Harry Steiner, formerly president of Chapman Freeborn Airchartering, and now senior partner of The Charter Store, failed to pull his punches when he said: “The larger brokers increasingly conduct business with shippers and government entities directly, and so directly compete with freight forwarders. We take a different view: freight agents play a vital role in the supply chain, which we absolutely respect. So we work with them, not against them.”

NEO Air Charter, a recently formed Germany-based broker, which also boasts former senior management from Chapman Freeborn, has set out its stall on the basis of working with forwarders, not shippers. Paul Siegl, NEO’s project air charter expert, explained: “We have been the first to say that we respect the role of the forwarder in the supply chain, and we see them as out clients. We’ve noticed brokers going directly to the shipper and know it’s going on. They try to cut someone out so they can up the rates.”

But one source from a large broker told The Loadstar: “It’s quite amusing how you get managers from big broker companies who often dealt directly with shippers. They then leave the company, set up their own small brokerage and then sing out to the press that they never deal direct with shippers. It’s what the forwarders want to hear, but I hope they can see through it.”

The Global Charter Alliance spoke of “the larger brokers”, perhaps a little unfairly tarring them all with the same brush. Because fingers seems to be pointing rather specifically at one company in particular, which “got so powerful in the market it went direct to shippers and got on some forwarder blacklists,” revealed one source.

In a market which has been suffering from overcapacity, however, it is not only the forwarders who are feeling the pinch. Brokers too, complain that forwarders are cutting them out of the deal.

“More than ever deal directly with the airlines, and airlines, when they can, deal directly with the forwarders, so the broker position can feel like a diplomatic minefield. Both brokers and forwarders need to protect their positions, and share mutual respect,” added the source.

Most brokers agree that forwarders are an essential part of the chain, both because of their relationships with shippers and ability to deal with onward transport.

Meanwhile, Siegl added that the new alliance would help expand the networks of the smaller brokers, and that it hoped to extend it further with the addition of new partners.
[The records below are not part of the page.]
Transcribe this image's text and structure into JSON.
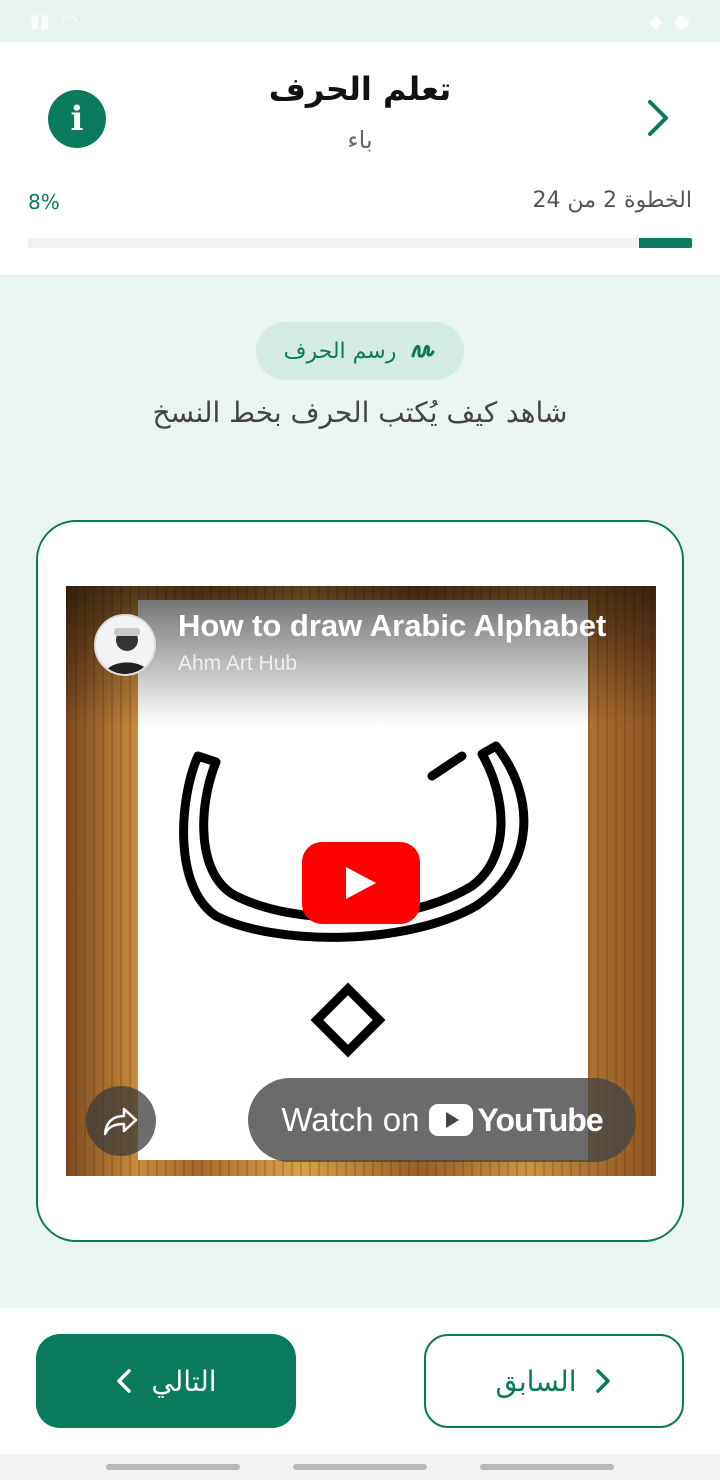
{
  "header": {
    "title": "تعلم الحرف",
    "subtitle": "باء",
    "step_text": "الخطوة 2 من 24",
    "percent_text": "8%",
    "progress_fraction": 0.08,
    "info_icon": "info-icon",
    "back_icon": "chevron-right-icon"
  },
  "section": {
    "chip_label": "رسم الحرف",
    "chip_icon": "handwriting-icon",
    "instruction": "شاهد كيف يُكتب الحرف بخط النسخ"
  },
  "video": {
    "title": "How to draw Arabic Alphabet",
    "channel": "Ahm Art Hub",
    "watch_label": "Watch on",
    "youtube_label": "YouTube",
    "play_icon": "play-icon",
    "share_icon": "share-icon"
  },
  "footer": {
    "next_label": "التالي",
    "prev_label": "السابق"
  },
  "colors": {
    "accent": "#0a7a5c",
    "background": "#eaf5f1",
    "youtube_red": "#ff0000"
  }
}
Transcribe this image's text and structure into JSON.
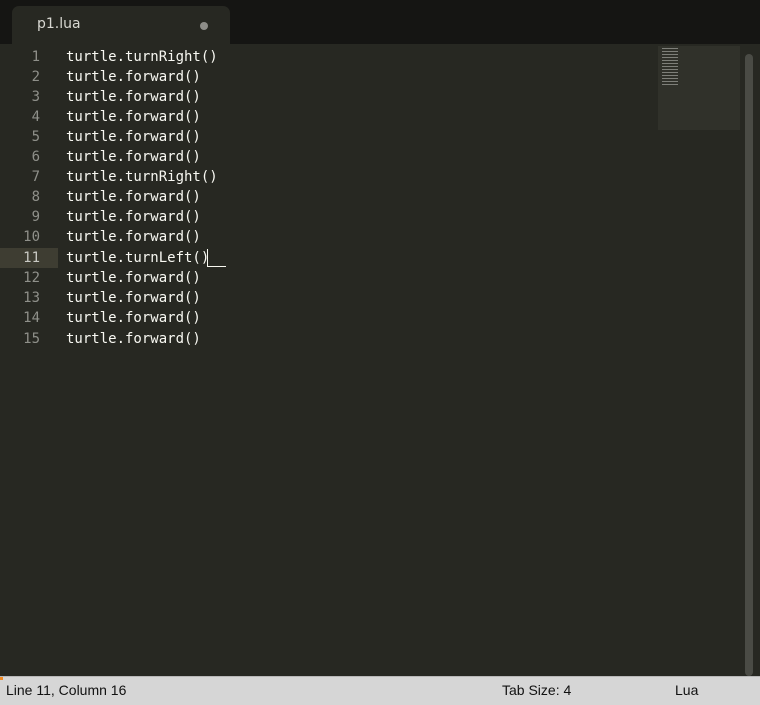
{
  "tab": {
    "title": "p1.lua"
  },
  "editor": {
    "lines": [
      {
        "number": "1",
        "code": "turtle.turnRight()"
      },
      {
        "number": "2",
        "code": "turtle.forward()"
      },
      {
        "number": "3",
        "code": "turtle.forward()"
      },
      {
        "number": "4",
        "code": "turtle.forward()"
      },
      {
        "number": "5",
        "code": "turtle.forward()"
      },
      {
        "number": "6",
        "code": "turtle.forward()"
      },
      {
        "number": "7",
        "code": "turtle.turnRight()"
      },
      {
        "number": "8",
        "code": "turtle.forward()"
      },
      {
        "number": "9",
        "code": "turtle.forward()"
      },
      {
        "number": "10",
        "code": "turtle.forward()"
      },
      {
        "number": "11",
        "code": "turtle.turnLeft()"
      },
      {
        "number": "12",
        "code": "turtle.forward()"
      },
      {
        "number": "13",
        "code": "turtle.forward()"
      },
      {
        "number": "14",
        "code": "turtle.forward()"
      },
      {
        "number": "15",
        "code": "turtle.forward()"
      }
    ],
    "active_line": 11,
    "cursor_column": 16
  },
  "status": {
    "position": "Line 11, Column 16",
    "tab_size": "Tab Size: 4",
    "language": "Lua"
  },
  "colors": {
    "background": "#272822",
    "text": "#f8f8f2",
    "gutter_text": "#8f908a",
    "accent": "#f08a24"
  }
}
He preferred not to comment on any antitrust implications the alliance could bring.